Guiding Right opens Tulsa office to serve people of color

Guiding Right recently opened a Tulsa office at 5553 S. Peoria Ave, Suite 101 to serve people living with HIV/AIDS in the African American community.

by Rob Howard
Associate Editor

“It seems that lack of HIV prevention education, stigma and distrust in healthcare systems are the top barriers to accessing services for people of color living with HIV/AIDS,” says Michael Merryman, Health Education Supervisor for Guiding Right’s new Tulsa office.

Guiding Right, which has served the Oklahoma City African American community since 1999, recently opened the Tulsa office at 5553 S. Peoria Ave, Suite 101. While the Oklahoma City office has a broad range of excellent programs, Merryman explains that the new office is focusing on “prevention, awareness education, testing and referral services for now. Again, the goal is to eventually expand those offerings to match those of the OKC office.”

The need among the African American community is stark.

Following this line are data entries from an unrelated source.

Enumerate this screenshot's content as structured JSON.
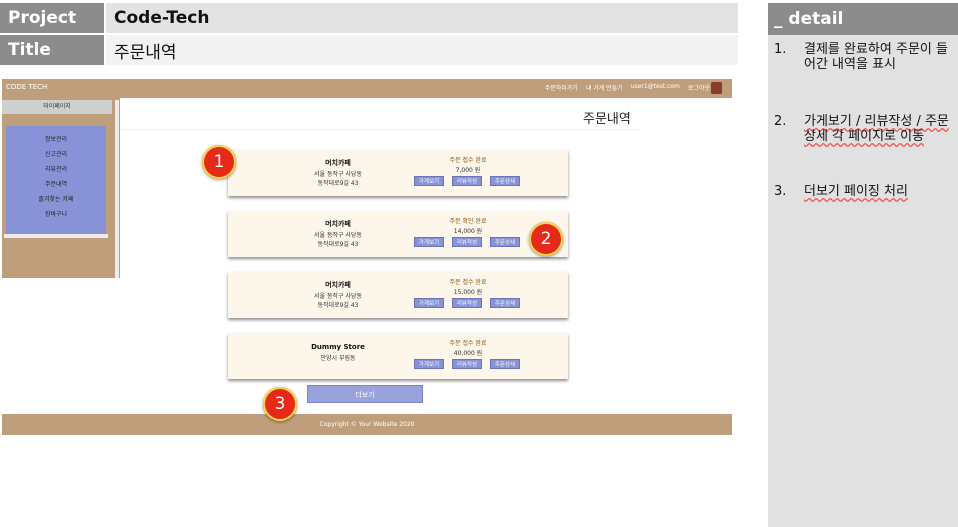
{
  "header": {
    "project_label": "Project",
    "project_value": "Code-Tech",
    "title_label": "Title",
    "title_value": "주문내역"
  },
  "detail": {
    "heading": "_ detail",
    "items": [
      {
        "num": "1.",
        "text": "결제를 완료하여 주문이 들어간 내역을 표시"
      },
      {
        "num": "2.",
        "text": "가게보기 / 리뷰작성 / 주문상세 각 페이지로 이동"
      },
      {
        "num": "3.",
        "text": "더보기 페이징 처리"
      }
    ]
  },
  "navbar": {
    "brand": "CODE TECH",
    "links": [
      "주문하러가기",
      "내 가게 만들기",
      "user1@test.com",
      "로그아웃"
    ]
  },
  "sidebar": {
    "title": "마이페이지",
    "items": [
      "정보관리",
      "신고관리",
      "리뷰관리",
      "주문내역",
      "즐겨찾는 카페",
      "장바구니"
    ]
  },
  "page": {
    "title": "주문내역",
    "more_label": "더보기",
    "footer": "Copyright © Your Website 2020"
  },
  "orders": [
    {
      "store": "머치카페",
      "addr1": "서울 동작구 사당동",
      "addr2": "동작대로9길 43",
      "status": "주문 접수 완료",
      "price": "7,000 원"
    },
    {
      "store": "머치카페",
      "addr1": "서울 동작구 사당동",
      "addr2": "동작대로9길 43",
      "status": "주문 확인 완료",
      "price": "14,000 원"
    },
    {
      "store": "머치카페",
      "addr1": "서울 동작구 사당동",
      "addr2": "동작대로9길 43",
      "status": "주문 접수 완료",
      "price": "15,000 원"
    },
    {
      "store": "Dummy Store",
      "addr1": "안양시 부림동",
      "addr2": "",
      "status": "주문 접수 완료",
      "price": "40,000 원"
    }
  ],
  "order_buttons": {
    "view_store": "가게보기",
    "write_review": "리뷰작성",
    "order_detail": "주문상세"
  },
  "markers": [
    "1",
    "2",
    "3"
  ],
  "colors": {
    "brand": "#bf9e7b",
    "accent": "#8793d6",
    "marker": "#e52a1a"
  }
}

Merryman cites some statistics: Black/African Americans made up 21.8 percent of chlamydia cases, the highest rate among all racial groups (5.1 times the rate of whites); and African Americans made up 34.9 percent of gonorrhea cases, the highest rate among all racial groups (almost nine times the rate of whites).

Additionally, in 2015, African Americans had the highest rate of people living with HIV/AIDS cases (497.3 cases per 100,000) and accounted for 55.7 percent of all people living with HIV/AIDS; and African Americans accounted for 20.1 percent of primary and secondary syphilis cases, 3.1 times the rate of whites.

Serving minority communities presents significant challenges, says Merryman. “Some of the reasons can be stigma of being at risk for a sexually transmitted infection or disease, or may even be based in fear of what's unknown about the infections or the people who have them. In many cases it comes down to lack of communication or dialogue, which can isolate a person from prevention, treatment, or help in general.

“Reaching out to a population with such roadblocks can make outreach difficult,” he says. “Therefore Guiding Right, Inc. relies on meeting potential high-risk clients where many access services in the community (i.e., local bars, community agencies, recovery programs, social programming, middle and high schools, colleges and special events).”

It is important that the services be “culturally competent”. “Providing culturally competent services includes, but is not limited to, reflecting the demographics for which you are serving, having experience with those populations and having intimate or special knowledge of the peoples you are reaching out to. Most importantly, compassion and non-judgmental understanding is key to being able to continue our efforts. Gaining trust must remain one of our highest goals in order to make an impact.”

Merryman and the Guiding Right – Tulsa office, are “working hard to build close allies and good working relationships with all other agencies in the area offering similar services while working to distinguish ourselves within the target populations we focus on.”

The organization does not charge for their testing services whether in or outside of their clinic. You can reach the Guiding Right Tulsa office at (918) 986-8400; they serve anyone calling from within Oklahoma.

Copyright 2017 The Gayly – March 29, 2017 @ 1:20 p.m.